Since then, some 4,000 people have to come to sit outside in the ready-made amphitheater created by the site’s two crumbling brick walls and watch live productions of the Bard’s greatest hits.
But the fifth season, opening tonight with “Shakespeare in Love,” closely following the screenplay that playwright Tom Stoppard and film writer Marc Norman created for the 1998 movie, will be the last.
Prompted by the probable sale of the property and notified months ago by owner John Stewart to vacate the site by October, Shakespeare in the Cannery organizers drawing the final curtain on Shakespeare in the Cannery.
“My intention early on was to do ‘Othello,’ dated in 1967 in Detroit. I had a very strong vision for this show, with the riots and sculptures of knocked-out buildings, but I decided that would be inappropriate for this time,” director David Lear said.
“I decided to go out with a romp and homage to William Shakespeare. That’s just what I did, because I have a show that’s fun and enjoyable,” Lear said. “I watched the movie again, and I thought, ‘This is the way we want to go out.’”
“Shakespeare in Love” will run on Friday, Saturday and Sunday evenings through Aug. 5, followed by a production of “Comedy of Errors” in the cannery ruins Aug. 10 through Sept. 2, presented by the nearby 6th Street Playhouse and directed by Jared Sakren, executive director of the 6th Street Playhouse.
“We rented the venue to 6th Street Playhouse. Last year, we were partners but this year we’re not,” Lear said.

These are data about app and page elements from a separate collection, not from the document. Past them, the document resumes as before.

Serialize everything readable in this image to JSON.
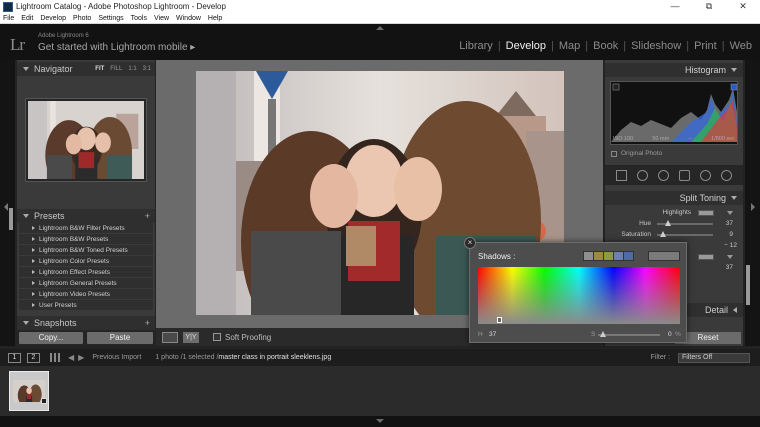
{
  "window": {
    "title": "Lightroom Catalog - Adobe Photoshop Lightroom - Develop",
    "controls": [
      "minimize-icon",
      "restore-icon",
      "close-icon"
    ]
  },
  "menu": [
    "File",
    "Edit",
    "Develop",
    "Photo",
    "Settings",
    "Tools",
    "View",
    "Window",
    "Help"
  ],
  "identity": {
    "logo": "Lr",
    "version": "Adobe Lightroom 6",
    "mobile": "Get started with Lightroom mobile ▸"
  },
  "modules": {
    "items": [
      "Library",
      "Develop",
      "Map",
      "Book",
      "Slideshow",
      "Print",
      "Web"
    ],
    "active": "Develop"
  },
  "left_panel": {
    "navigator": {
      "title": "Navigator",
      "fit": "FIT",
      "fill": "FILL",
      "one": "1:1",
      "three": "3:1"
    },
    "presets": {
      "title": "Presets",
      "items": [
        "Lightroom B&W Filter Presets",
        "Lightroom B&W Presets",
        "Lightroom B&W Toned Presets",
        "Lightroom Color Presets",
        "Lightroom Effect Presets",
        "Lightroom General Presets",
        "Lightroom Video Presets",
        "User Presets"
      ]
    },
    "snapshots": {
      "title": "Snapshots"
    },
    "copy_label": "Copy...",
    "paste_label": "Paste"
  },
  "toolbar": {
    "soft_proofing": "Soft Proofing",
    "view_mode": "Y|Y"
  },
  "right_panel": {
    "histogram": {
      "title": "Histogram",
      "iso": "ISO 100",
      "focal": "50 mm",
      "aperture": "--",
      "shutter": "1/800 sec",
      "original_photo": "Original Photo"
    },
    "split_toning": {
      "title": "Split Toning",
      "highlights_label": "Highlights",
      "hue_label": "Hue",
      "hue_value": "37",
      "saturation_label": "Saturation",
      "saturation_value": "9",
      "balance_value": "− 12",
      "shadow_hue_value": "37",
      "shadow_sat_value": "0"
    },
    "detail": {
      "title": "Detail"
    },
    "reset_label": "Reset"
  },
  "color_picker": {
    "title": "Shadows :",
    "swatch_colors": [
      "#8f8f8f",
      "#9b8a3f",
      "#8c9a44",
      "#6c7fb0",
      "#4e6ba6"
    ],
    "hue_label": "H",
    "hue_value": "37",
    "sat_label": "S",
    "sat_value": "0",
    "percent": "%",
    "close": "×"
  },
  "filmstrip": {
    "view1": "1",
    "view2": "2",
    "source": "Previous Import",
    "selection": "1 photo /1 selected /",
    "filename": "master class in portrait sleeklens.jpg",
    "filter_label": "Filter :",
    "filter_value": "Filters Off"
  },
  "colors": {
    "accent_active_module": "#f0f0f0",
    "panel_bg": "#3a3a3a",
    "canvas_bg": "#6b6b6b"
  }
}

Last season, Lear opened the Shakespeare in the Cannery season with “Much Ado About Nothing,” followed by “Fairyworlds,” directed and adapted from “Midsummer Night’s Dream,” directed by Sakren.
During the run of “Shakespeare in Love” this summer there will be a 15-minute pre-show performance by The Alchemia Choir at 6:30 p.m. every Friday.
Overall, Lear considers his experiment of bringing live Shakespeare to the cannery site a success.
“I am very happy and very pleased that I could bring Shakespeare to Santa Rosa,” he said. “The reception by the community of Santa Rosa has just been overwhelming. In fact, I’ve been getting emails saying ‘Please don’t stop.’”
Lear, 71, has directed shows at most of Sonoma County’s live stage companies over the past 20 years, and he has no attention walking away from the local theater scene. He also has put together half a dozen local productions and that he took to San Francisco.
“My home is Main Stage West in Sebastopol,” he said. “That’s where I really like to do my work. It’s intimate. They have a really collective of artists there.”
The last play Lear directed at Main Stage West was “Blackbird,” by David Harrower, which opened in March and closed in April. Next season, he is scheduled to direct “The Night Alive” in October and “Lungs” in June 2019.
Shakespeare in the Cannery has been presented in collaboration with the Arlene Francis Center in Railroad Square, and local attorney Chris Costin worked closely with Lear to get the project up and running and keep it going.